X. Dell said...

Interesting. A few weeks ago, my mother bought me The Big Book of Conspiracy Theories as a present. It's more like a graphic novel.

Anyway, I was thinking of something the book posited. As you know, Crowley didn't trust Hubbard one bit, and cautioned Jack Parsons against getting too close to him, and despite that Parsons included his wife (Marjorie Cameron) and Hubbard in The Babylon Working spell/ceremony/ritual. According to TBBoCT, What they really did was release the Necronomicon in real life. The ceremony took place in 1947, shortly before the first major wave of UFO sightings, and the author guessed that there might have been a connection.

It's not that I believe any of this. Still, as fiction writer, I can see how this could aid in the development of future works.

Devin said...

wow -yet another fascinating thought Xdell-did you ever read -o for eff's sake-now i can't think of the damn name of course! I think it was called "sex and rockets" a book about Jack Parsons? of course forgot the author too-i will look it up and beofore going offline this eve will try to post in comments at your blog-haha I almost said "Love and Rockets" i think that mighta been a band in the 90s "OOOHHH I'm alive-so so alive" haha!!
all the best to you my friend and thanks for stopping by!!!

X. Dell said...

Yup. I thought I might have cited it in the Manson series, but my memory is fading, these days.

Devin said...

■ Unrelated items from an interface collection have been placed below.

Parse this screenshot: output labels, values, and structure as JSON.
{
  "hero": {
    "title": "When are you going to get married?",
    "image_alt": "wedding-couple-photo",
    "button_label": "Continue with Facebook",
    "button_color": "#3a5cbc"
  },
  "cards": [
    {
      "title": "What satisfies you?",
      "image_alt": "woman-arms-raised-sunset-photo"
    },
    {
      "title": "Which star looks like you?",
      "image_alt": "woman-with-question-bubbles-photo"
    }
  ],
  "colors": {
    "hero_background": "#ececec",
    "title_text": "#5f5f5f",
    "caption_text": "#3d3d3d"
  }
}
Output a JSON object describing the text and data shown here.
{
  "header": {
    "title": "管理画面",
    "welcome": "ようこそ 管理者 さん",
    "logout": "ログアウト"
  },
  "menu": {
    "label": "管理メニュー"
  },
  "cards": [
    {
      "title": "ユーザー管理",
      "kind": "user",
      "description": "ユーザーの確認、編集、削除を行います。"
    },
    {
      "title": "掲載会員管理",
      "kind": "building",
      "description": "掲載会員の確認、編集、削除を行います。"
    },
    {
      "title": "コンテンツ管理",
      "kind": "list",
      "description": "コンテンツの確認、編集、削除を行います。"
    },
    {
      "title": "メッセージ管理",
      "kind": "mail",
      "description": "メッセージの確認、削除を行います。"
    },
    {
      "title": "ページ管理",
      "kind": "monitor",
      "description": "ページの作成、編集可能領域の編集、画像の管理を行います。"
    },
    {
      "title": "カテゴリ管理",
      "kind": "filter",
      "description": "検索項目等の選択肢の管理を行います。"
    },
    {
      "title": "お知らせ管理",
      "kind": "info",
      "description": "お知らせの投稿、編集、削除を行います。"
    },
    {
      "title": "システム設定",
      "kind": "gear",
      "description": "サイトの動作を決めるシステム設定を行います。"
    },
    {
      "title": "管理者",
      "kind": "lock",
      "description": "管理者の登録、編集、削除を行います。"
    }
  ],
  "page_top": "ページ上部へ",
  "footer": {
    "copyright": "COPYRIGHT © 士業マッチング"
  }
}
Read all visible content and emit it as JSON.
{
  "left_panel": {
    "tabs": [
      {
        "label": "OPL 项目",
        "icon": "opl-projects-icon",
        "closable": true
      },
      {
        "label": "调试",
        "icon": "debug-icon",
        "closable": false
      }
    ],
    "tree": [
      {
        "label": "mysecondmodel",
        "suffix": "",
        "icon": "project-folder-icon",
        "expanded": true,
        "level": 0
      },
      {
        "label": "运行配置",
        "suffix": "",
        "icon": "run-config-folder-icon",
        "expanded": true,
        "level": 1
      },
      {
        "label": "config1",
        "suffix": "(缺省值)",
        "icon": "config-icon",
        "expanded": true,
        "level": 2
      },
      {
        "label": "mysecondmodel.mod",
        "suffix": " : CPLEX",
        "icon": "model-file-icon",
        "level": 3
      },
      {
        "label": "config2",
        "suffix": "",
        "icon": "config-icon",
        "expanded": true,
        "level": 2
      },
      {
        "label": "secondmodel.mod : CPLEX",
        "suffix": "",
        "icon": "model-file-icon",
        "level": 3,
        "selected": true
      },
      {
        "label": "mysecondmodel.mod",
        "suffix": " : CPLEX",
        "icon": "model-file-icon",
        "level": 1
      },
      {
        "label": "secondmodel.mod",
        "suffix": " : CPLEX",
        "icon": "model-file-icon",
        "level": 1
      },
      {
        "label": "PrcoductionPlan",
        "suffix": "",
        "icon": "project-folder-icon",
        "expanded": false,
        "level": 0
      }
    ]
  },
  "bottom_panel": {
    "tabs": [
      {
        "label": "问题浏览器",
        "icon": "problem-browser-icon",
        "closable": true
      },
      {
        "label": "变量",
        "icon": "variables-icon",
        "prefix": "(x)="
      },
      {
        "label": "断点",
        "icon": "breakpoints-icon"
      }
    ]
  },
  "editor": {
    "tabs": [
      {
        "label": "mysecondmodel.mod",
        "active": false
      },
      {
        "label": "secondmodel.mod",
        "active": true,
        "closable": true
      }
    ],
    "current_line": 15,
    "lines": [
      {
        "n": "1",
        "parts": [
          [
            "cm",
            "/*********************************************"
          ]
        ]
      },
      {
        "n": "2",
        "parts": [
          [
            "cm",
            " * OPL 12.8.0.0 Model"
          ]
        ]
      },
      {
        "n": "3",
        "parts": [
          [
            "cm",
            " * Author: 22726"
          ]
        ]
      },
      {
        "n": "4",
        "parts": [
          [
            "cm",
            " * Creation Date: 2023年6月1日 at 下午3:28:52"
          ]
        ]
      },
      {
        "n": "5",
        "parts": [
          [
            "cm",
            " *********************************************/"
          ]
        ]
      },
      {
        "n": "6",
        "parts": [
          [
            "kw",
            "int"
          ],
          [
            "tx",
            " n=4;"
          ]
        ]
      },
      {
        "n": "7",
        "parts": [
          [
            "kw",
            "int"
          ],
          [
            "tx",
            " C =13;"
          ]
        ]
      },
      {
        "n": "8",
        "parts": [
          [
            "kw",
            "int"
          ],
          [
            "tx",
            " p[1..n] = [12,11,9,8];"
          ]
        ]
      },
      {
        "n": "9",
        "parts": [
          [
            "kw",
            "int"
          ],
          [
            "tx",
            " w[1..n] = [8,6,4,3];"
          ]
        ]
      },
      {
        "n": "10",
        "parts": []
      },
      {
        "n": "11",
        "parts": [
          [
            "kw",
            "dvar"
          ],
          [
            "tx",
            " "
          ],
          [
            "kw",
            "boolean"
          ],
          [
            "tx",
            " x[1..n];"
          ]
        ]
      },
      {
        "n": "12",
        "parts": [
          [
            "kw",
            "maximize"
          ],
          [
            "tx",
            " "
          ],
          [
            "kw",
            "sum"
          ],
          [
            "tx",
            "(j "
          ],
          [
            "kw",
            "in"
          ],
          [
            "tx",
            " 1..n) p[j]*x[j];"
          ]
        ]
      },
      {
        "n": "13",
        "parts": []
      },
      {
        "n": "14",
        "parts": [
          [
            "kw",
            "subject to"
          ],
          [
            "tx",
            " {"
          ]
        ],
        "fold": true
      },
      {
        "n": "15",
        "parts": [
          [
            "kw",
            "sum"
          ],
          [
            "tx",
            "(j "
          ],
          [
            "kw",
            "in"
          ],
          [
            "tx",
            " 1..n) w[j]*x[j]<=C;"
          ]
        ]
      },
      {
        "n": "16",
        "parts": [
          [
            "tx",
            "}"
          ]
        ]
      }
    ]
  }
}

Haha -Xdell if you think you did it is probably my memory at fault!! I have forgotten what I have told to whom at what time and why-so in certain correspondences I have been re-telling people stuff they have heard before -and other folks stuff they have never heard anything about and dont know what the hell i am talking about!! all the best to you as always-really enjoying your new series!!